I captured this beautiful looking fly in late July in Dublin, Ohio. Please could you identify. Thank you.
Andrea

Hi Andrea,
Collectively, the flies in the family Syrphidae are known as Hover Flies, Flower Flies or Syrphid Flies.
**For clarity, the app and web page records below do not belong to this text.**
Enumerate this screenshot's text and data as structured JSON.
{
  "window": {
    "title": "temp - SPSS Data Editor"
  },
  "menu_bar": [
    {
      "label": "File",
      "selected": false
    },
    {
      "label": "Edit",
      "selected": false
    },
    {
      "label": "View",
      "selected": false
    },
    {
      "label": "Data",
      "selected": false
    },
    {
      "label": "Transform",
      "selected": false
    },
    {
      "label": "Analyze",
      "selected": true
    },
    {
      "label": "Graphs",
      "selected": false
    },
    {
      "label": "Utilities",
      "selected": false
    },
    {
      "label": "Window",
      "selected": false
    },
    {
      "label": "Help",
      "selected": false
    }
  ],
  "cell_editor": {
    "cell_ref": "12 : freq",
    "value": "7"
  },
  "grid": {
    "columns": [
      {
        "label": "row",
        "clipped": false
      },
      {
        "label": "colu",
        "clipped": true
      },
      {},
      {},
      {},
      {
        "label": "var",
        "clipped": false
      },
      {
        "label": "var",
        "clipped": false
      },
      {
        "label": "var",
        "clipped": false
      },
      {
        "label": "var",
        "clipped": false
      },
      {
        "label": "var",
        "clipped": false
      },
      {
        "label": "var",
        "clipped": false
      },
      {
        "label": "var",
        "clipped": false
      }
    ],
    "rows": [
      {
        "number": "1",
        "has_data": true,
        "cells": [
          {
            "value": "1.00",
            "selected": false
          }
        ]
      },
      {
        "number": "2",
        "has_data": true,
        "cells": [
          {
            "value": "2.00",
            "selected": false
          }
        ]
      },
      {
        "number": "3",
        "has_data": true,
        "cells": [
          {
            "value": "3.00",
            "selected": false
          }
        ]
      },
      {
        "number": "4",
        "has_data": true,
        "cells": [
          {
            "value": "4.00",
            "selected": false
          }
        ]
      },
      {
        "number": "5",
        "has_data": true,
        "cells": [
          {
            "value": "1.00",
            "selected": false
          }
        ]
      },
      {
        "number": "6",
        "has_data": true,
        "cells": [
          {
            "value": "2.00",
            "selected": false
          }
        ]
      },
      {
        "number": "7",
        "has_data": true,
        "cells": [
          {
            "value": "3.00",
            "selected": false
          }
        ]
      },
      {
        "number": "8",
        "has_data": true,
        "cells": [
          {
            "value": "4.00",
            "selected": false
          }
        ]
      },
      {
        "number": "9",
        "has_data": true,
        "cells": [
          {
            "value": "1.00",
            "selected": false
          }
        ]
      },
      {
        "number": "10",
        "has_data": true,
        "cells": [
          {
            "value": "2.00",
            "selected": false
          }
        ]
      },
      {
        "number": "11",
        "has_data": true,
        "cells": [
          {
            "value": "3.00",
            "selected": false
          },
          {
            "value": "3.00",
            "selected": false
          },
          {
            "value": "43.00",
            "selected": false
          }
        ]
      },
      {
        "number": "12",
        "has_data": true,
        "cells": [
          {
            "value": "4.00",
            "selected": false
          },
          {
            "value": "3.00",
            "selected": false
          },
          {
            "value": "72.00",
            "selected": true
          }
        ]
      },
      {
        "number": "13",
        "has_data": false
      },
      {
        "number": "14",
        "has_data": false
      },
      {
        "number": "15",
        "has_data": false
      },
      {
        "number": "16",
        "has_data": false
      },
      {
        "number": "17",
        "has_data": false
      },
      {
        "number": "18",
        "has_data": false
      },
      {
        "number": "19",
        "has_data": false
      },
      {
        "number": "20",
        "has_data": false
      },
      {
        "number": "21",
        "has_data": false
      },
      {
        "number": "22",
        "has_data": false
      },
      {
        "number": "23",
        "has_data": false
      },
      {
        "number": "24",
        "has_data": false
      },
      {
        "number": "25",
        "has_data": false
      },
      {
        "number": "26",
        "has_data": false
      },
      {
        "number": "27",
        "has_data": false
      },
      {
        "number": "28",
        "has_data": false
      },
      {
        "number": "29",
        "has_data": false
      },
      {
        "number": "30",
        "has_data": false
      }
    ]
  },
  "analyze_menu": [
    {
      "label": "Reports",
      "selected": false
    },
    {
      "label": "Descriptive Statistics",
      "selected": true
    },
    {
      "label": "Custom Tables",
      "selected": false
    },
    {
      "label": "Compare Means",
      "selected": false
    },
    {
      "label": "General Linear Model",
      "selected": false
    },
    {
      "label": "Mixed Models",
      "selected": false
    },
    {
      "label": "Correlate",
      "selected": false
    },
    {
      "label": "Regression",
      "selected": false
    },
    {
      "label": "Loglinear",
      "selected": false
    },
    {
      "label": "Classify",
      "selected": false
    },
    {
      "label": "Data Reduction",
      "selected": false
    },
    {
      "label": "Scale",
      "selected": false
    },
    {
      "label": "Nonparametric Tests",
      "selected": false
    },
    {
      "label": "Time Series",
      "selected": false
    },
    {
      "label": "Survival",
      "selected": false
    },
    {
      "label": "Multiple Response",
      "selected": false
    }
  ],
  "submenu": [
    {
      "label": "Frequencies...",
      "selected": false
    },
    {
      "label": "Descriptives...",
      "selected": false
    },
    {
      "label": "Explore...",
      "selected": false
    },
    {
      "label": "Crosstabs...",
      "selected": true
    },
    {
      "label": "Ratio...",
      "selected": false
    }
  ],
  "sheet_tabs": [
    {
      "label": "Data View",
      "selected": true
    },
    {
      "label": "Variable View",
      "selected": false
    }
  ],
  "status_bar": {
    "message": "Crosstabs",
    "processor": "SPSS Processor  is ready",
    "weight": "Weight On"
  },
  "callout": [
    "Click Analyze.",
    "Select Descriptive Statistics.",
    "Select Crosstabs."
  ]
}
Your species is a real beauty, Spilomyia interrupta.

What's That Bug? does not endorse extermination